Phylogenetic distribution of CMP-Neu5Ac hydroxylase (CMAH), the enzyme synthetizing the pro-inflammatory human xeno-antigen Neu5Gc

Bibliographic Collection: 
Publication Type: Journal Article
Authors: Peri, Sateesh; Kulkarni, Asmita; Feyertag, Felix; Berninsone, Patricia M; Alvarez-Ponce, David
Year of Publication: 2017
Journal: Genome Biology and Evolution
Pagination: evx251 - evx251
Date Published: 2017/11/30
Publication Language: eng

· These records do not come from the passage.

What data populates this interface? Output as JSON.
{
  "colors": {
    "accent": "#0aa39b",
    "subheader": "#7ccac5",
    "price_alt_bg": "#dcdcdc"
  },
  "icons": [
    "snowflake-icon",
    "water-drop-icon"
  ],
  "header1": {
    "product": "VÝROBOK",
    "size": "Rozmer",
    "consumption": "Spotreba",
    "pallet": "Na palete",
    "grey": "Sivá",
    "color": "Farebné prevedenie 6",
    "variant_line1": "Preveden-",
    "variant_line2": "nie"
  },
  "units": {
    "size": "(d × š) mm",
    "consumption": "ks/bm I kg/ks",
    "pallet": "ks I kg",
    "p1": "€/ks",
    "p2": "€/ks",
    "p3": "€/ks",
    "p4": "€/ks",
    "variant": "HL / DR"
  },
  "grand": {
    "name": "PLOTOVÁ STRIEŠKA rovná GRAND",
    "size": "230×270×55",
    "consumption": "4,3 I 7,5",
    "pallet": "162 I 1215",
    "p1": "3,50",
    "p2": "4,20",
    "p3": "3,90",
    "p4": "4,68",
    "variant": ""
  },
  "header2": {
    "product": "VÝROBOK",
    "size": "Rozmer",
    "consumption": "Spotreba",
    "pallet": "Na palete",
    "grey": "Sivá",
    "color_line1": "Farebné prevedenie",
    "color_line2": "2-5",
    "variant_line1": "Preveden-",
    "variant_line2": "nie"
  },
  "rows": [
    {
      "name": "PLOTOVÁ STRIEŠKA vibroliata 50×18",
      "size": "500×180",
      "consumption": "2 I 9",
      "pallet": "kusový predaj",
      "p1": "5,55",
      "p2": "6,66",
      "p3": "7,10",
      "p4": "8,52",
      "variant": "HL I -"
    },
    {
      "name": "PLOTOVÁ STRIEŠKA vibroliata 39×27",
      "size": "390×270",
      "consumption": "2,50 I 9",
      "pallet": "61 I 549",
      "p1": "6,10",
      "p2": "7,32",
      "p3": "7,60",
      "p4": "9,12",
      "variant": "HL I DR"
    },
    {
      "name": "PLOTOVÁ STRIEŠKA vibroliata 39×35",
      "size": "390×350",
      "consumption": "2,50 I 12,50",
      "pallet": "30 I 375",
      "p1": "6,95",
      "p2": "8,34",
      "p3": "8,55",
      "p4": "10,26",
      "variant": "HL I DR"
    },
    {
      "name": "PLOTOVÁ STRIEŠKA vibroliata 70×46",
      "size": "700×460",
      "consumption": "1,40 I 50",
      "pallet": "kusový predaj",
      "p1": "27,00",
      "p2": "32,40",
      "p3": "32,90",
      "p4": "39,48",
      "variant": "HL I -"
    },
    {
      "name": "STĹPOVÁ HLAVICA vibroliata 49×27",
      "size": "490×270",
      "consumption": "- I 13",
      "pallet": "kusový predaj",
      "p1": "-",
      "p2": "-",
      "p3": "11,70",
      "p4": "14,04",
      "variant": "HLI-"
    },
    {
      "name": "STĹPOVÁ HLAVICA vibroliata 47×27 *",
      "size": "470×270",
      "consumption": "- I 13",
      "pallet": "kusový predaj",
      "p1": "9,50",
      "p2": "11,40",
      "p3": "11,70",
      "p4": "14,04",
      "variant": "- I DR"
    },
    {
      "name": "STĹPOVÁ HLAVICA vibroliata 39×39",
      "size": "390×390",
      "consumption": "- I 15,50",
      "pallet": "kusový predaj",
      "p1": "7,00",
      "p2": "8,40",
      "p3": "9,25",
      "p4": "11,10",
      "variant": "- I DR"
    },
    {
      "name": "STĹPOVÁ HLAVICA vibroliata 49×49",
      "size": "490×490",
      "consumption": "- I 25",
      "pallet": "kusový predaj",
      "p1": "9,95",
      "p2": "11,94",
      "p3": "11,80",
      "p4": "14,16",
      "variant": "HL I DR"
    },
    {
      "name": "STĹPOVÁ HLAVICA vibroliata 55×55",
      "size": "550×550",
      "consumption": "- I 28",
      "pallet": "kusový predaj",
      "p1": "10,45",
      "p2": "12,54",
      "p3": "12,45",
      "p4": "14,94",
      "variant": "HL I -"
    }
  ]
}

The enzyme CMP-N-acetylneuraminic acid hydroxylase (CMAH) is responsible for the synthesis of N-glycolylneuraminic acid (Neu5Gc), a sialic acid present on the cell surface proteins of most deuterostomes. The CMAH gene is thought to be present in most deuterostomes, but it has been inactivated in a number of lineages, including humans. The inability of humans to synthesize Neu5Gc has had several evolutionary and biomedical implications. Remarkably, Neu5Gc is a xenoantigen for humans, and consumption of Neu5Gc-containing foods, such as red meats, may promote inflammation, arthritis and cancer. Likewise, xenotransplantation of organs producing Neu5Gc can result in inflammation and organ rejection. Therefore, knowing what animal species contain a functional CMAH gene, and are thus capable of endogenous Neu5Gc synthesis, has potentially far-reaching implications. In addition to humans, other lineages are known, or suspected, to have lost CMAH; however, to date reports of absent and pseudogenic CMAH genes are restricted to a handful of species. Here, we analyze all available genomic data for non-deuterostomes, and 322 deuterostome genomes, to ascertain the phylogenetic distribution of CMAH. Among non-deuterostomes, we found CMAH homologs in two green algae and a few prokaryotes. Within deuterostomes, putatively functional CMAH homologs are present in 184 of the studied genomes, and a total of 31 independent gene losses/pseudogenization events were inferred. Our work produces a list of animals inferred to be free from endogenous Neu5Gc based on the absence of CMAH homologs and are thus potential candidates for human consumption, xenotransplantation research, and model organisms for investigation of human diseases.



Short Title: Genome Biology and Evolution